  28. I Know Why the Caged Bird Sings by Maya Angelou
  29. Long Walk to Freedom: With Connections (HRW Library) by Nelson Mandela
  30. Breaking the Chains of Psychological Slavery by Na?im Akbar
  31. Race Matters by Cornel West
  32. There Are No Children Here: The Story of Two Boys Growing Up in The Other America by Alex Kotlowitz
  33. The Reckoning: What Blacks Owe to Each Other by Randall Robinson
  34. The Covenant with Black America (English and English Edition) by Various Contributors
  35. Brainwashed: Challenging the Myth of Black Inferiority by Tom Burrell
  36. How to Rent a Negro by Damali Ayo
  37. The Conversation: How Men and Women Can Build Loving, Trusting Relationships by Hill Harper
  38. The Black Male Handbook: A Blueprint for Life by Kevin Powell
  39. Come On People: On the Path from Victims to Victors by Bill Cosby
  40. Losing the Race: Self-Sabotage in Black America by John H. McWhorter
I will keep you all updated on my progress in the comment section below and make a note of my favorites.

08 March 2012

March Wish List

Sometimes thrift stores and clearance racks just aren't enough for me to get my shopping fix, so I spend a lot of time drooling over fashion pieces that are either out of my price range or simply not in my budget at the moment.  Here's to wishful thinking!!  Which one is your favorite?

Adia Kibur Multi-Strand Neon Bead & Crystal Necklace - $174.00

Zara Printed Shirt with Bow - $79.90

ASOS Fiorelli Havana Satchel - $134.29

Zara Patent Leather Slingback w/ Contrast - $79.90

Jimmy Choo Sefton Scarf - $450.00

05 March 2012

Meet - Ruthie Davis

If I were a shoe designer, my designs would look exactly like those of Ruthie Davis.  Vivid shapes, colors and edgy adornments all wrapped up in a sky high heel made to turn heads.  Ruthie Davis designs have a special place in my heart (and maybe one day, my closet).  Conceived in New York and constructed in Italy, each shoe in the collection has a point of view, as well as a point of difference.  The common thread, however, is a sense of drama, a pop of color and luxury materials.

Each shoe is imagined and hand-sketched by Ruthie Davis herself.  The result are shoes that appear to be impossible to wear, but are made for sharp women with places to go.  Ruthie Davis shoes are for women with a strong sense of style and self (that is so me!!).  

You can find Ruthie's designs at Neiman Marcus, Bloomingdale's, or if you live in a small city like me  Price points range from $400 for a sleek flat to $1,800 for highly embellished heels incorporating custom studs and Swarovski crystals.  Here are some of my favorite Ruthie Davis designs:






02 March 2012

Dear, Future Self
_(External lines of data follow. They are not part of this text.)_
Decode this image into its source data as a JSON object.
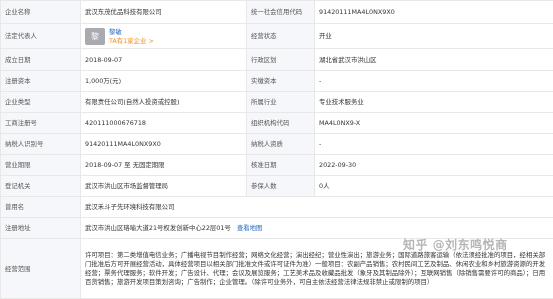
{
  "rows": {
    "company_name": {
      "label": "企业名称",
      "value": "武汉东茂优品科技有限公司"
    },
    "credit_code": {
      "label": "统一社会信用代码",
      "value": "91420111MA4L0NX9X0"
    },
    "legal_rep": {
      "label": "法定代表人",
      "avatar": "黎",
      "name": "黎敏",
      "sub": "TA有1家企业 >"
    },
    "status": {
      "label": "经营状态",
      "value": "开业"
    },
    "established": {
      "label": "成立日期",
      "value": "2018-09-07"
    },
    "region": {
      "label": "行政区划",
      "value": "湖北省武汉市洪山区"
    },
    "reg_capital": {
      "label": "注册资本",
      "value": "1,000万(元)"
    },
    "paid_capital": {
      "label": "实缴资本",
      "value": "-"
    },
    "company_type": {
      "label": "企业类型",
      "value": "有限责任公司(自然人投资或控股)"
    },
    "industry": {
      "label": "所属行业",
      "value": "专业技术服务业"
    },
    "reg_number": {
      "label": "工商注册号",
      "value": "420111000676718"
    },
    "org_code": {
      "label": "组织机构代码",
      "value": "MA4L0NX9-X"
    },
    "taxpayer_id": {
      "label": "纳税人识别号",
      "value": "91420111MA4L0NX9X0"
    },
    "taxpayer_qual": {
      "label": "纳税人资质",
      "value": "-"
    },
    "term": {
      "label": "营业期限",
      "value": "2018-09-07 至 无固定期限"
    },
    "approval_date": {
      "label": "核准日期",
      "value": "2022-09-30"
    },
    "authority": {
      "label": "登记机关",
      "value": "武汉市洪山区市场监督管理局"
    },
    "insured": {
      "label": "参保人数",
      "value": "0人"
    },
    "former_name": {
      "label": "曾用名",
      "value": "武汉禾斗子先环境科技有限公司"
    },
    "address": {
      "label": "注册地址",
      "value": "武汉市洪山区珞喻大道21号权发创新中心22层01号",
      "link": "查看地图"
    },
    "scope": {
      "label": "经营范围",
      "value": "许可项目：第二类增值电信业务；广播电视节目制作经营；网络文化经营；演出经纪；营业性演出；旅游业务；国际道路旅客运输（依法须经批准的项目，经相关部门批准后方可开展经营活动，具体经营项目以相关部门批准文件或许可证件为准）一般项目：农副产品销售；农村民间工艺及制品、休闲农业和乡村旅游资源的开发经营；票务代理服务；软件开发；广告设计、代理；会议及展览服务；工艺美术品及收藏品批发（象牙及其制品除外）；互联网销售（除销售需要许可的商品）；日用百货销售；旅游开发项目策划咨询；广告制作；企业管理。（除许可业务外，可自主依法经营法律法规非禁止或限制的项目）"
    }
  },
  "watermark": "知乎 @刘东鸣悦商"
}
I've been debating for the past 3 months about going back to school to get my MBA.  Each time I start to seriously consider it, I get stressed out, start doubting myself and get trapped in this maze of confusion in my head.  I come up with a million reasons why I can't and only a handful (if I'm lucky) of reasons why I can or even should.  It causes me so much stress I usually just put it into the back of my mind for later consideration.  Repeat.  I came across this today:

Internet inspiration.  It's always so simple.  Something you already know deep inside.  That slap in the face and kick in the booty you really need from a stranger half your age (OMG I sounded so old saying that!).  So with that being said, I'm off to complete a few graduate school applications.  Happy Friday!